Though it isn’t the “packing the courts” some politicians fear, for McKinney’s Jeff Willis it’s more than scary.
“I was very uncomfortable, borderline scared,” the 58-year-old former firefighter said. “In this environment with COVID cases spiking? Packed in a room with 65 to 70 strangers? I mean, something just wasn’t right about it. Didn’t sit well with me at all.”
The cause of Willis’ angst was his required appearance Nov. 12 in a jury room for Republican Judge Ben Smith’s 380th District Court in Collin County. According to Smith, it was the first jury trial in his court since February and the sixth in the Collin County courthouse since it resumed in-person activities in October. Everyone was wearing masks and, Willis said, staying “pretty close” to the authority's suggested 6 feet apart.
But in the midst of a pandemic only showing signs of strengthening, it was business as unusual.

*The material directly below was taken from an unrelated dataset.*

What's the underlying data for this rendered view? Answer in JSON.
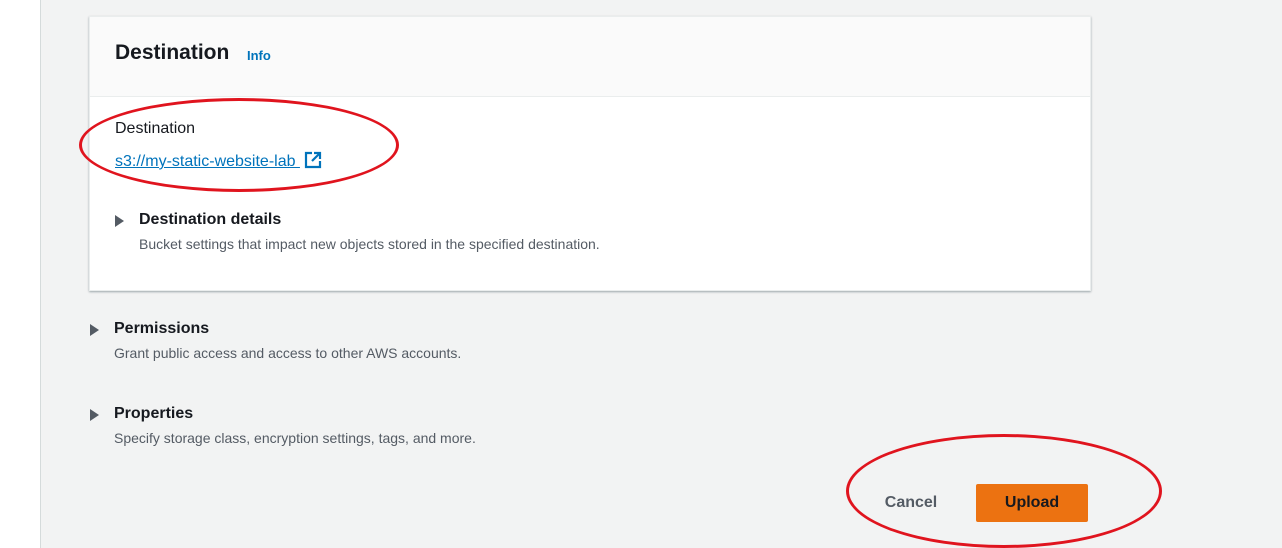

“There was a lady freaking out because she hadn’t been out of her house since March other than to get groceries,” Willis said. “She did not want to be there. I didn’t want to be there. I think everyone was like, ‘Hey, what are doing here?’ I’d just as soon take responsibility for my own health rather than some court do it for me.”
Despite cases soaring nationally and surrounding counties such as Dallas still reluctant to hold in-person jury trials, Smith’s criminal court is back in session.
The Texas Department of State Health Services said there were nine deaths in Collin County Nov. 14-15, and 401 cases added this week to push the area’s total to near 22,000. According to state officials, 218 people in Collin County have died from COVID-19 and approximately 300 are hospitalized.
"I think everyone was like, ‘Hey, what are doing here?’ I’d just as soon take responsibility for my own health rather than some court do it for me.” – Jeff Willis, called for jury duty
“I can’t speak to what other counties are doing, but in Collin County, we are strictly complying with the orders of the Texas Supreme Court and the guidance issued by the Office of Court Administration,” Smith said in an email to the Observer Wednesday afternoon. “We are also working in conjunction with the Collin County Health Authority. I am not aware of any person who became sick following a trial.”
In a normal year, Texas would hold 6,000 jury trials between Easter and Thanksgiving. This year, there have been approximately 50.
There are attempts to both keep the system from being backlogged for years and preserving a defendant’s right to a speedy trial. In May, Collin County state District Judge Emily Miskel oversaw a nonbinding civil case via Zoom. Dallas County recently mailed 2,000 jury summons for civil trials and state District Judge Maricela Moore’s court has experimented with a hybrid model in an attempt to get the wheels of justice somewhat back in motion.
In a pandemic, however, judges bear an extra responsibility to keep courthouses safe. Promising vaccine news gives hope for 2021. But Collin County and Smith are apparently confident of dodging COVID now.
On the county’s website is a July 1 notice outlining procedures that include “100 jurors to the Central Jury Room for voir dire for 1 case per day.” It says capacity for the room is 600 persons.
“It is certainly not my intention to force anyone who has COVID-19-related health concerns to participate in a jury trial,” said Smith, who was recently elected to a third term. “When a citizen is summoned for jury duty, the district clerk's office permits them to reschedule their service if they have health-related concerns about coming to the courthouse. Those who do appear are medically screened when entering the courthouse. I readily excuse anyone over 70 and anyone else who expresses health concerns or who objects to serving because of the pandemic. Throughout the process, we observe social distancing, face coverings, and frequent sanitization. Plexiglass barriers have also been installed throughout the courthouse. When appropriate, we also permit some participants to appear remotely.”
In his days as a fireman, Willis said he was never selected for jury. But now an electrical contractor, he was picked as an alternate to a felony criminal case.
“It’s my civic duty, and I’m compelled to be there,” he said. “But you shouldn’t have to put your health at risk to fulfill your obligations.”
Two days after he was selected, Willis’ wife took ill with a fever and body aches. (Her COVID test was negative.) His daughter, who lives in Austin, is nine months pregnant. Before the trial began Monday, he phoned the court’s bailiff to talk about his apprehension.
“It was a whole ordeal,” Willis said. “He wanted a copy of my wife’s COVID test. I had no choice but to push back.”
Instead of showing up in person, Willis said he emailed the court with a detailed synopsis of his wife’s illness, his family’s delicate health situations and an explanation of his concerns. As of Wednesday afternoon, he had yet to receive a response.
“I want to be there, but under the right circumstances,” Willis said. “Sorry, but for me it’s safety first and family first. I think it’s a bad decision that the court is open and they’re calling in people for jury duty. It’s like we’re all guinea pigs, but the consequences could be fatal.”
Admitted Smith, “I am obligated to preserve, protect, and defend the constitutional rights of every person who comes before my court. However, I am not blind, nor insensitive, to the risks posed by gatherings such as jury trials. If people do not feel safe coming to the courthouse, perhaps it is time to discontinue jury trials until people feel safe.”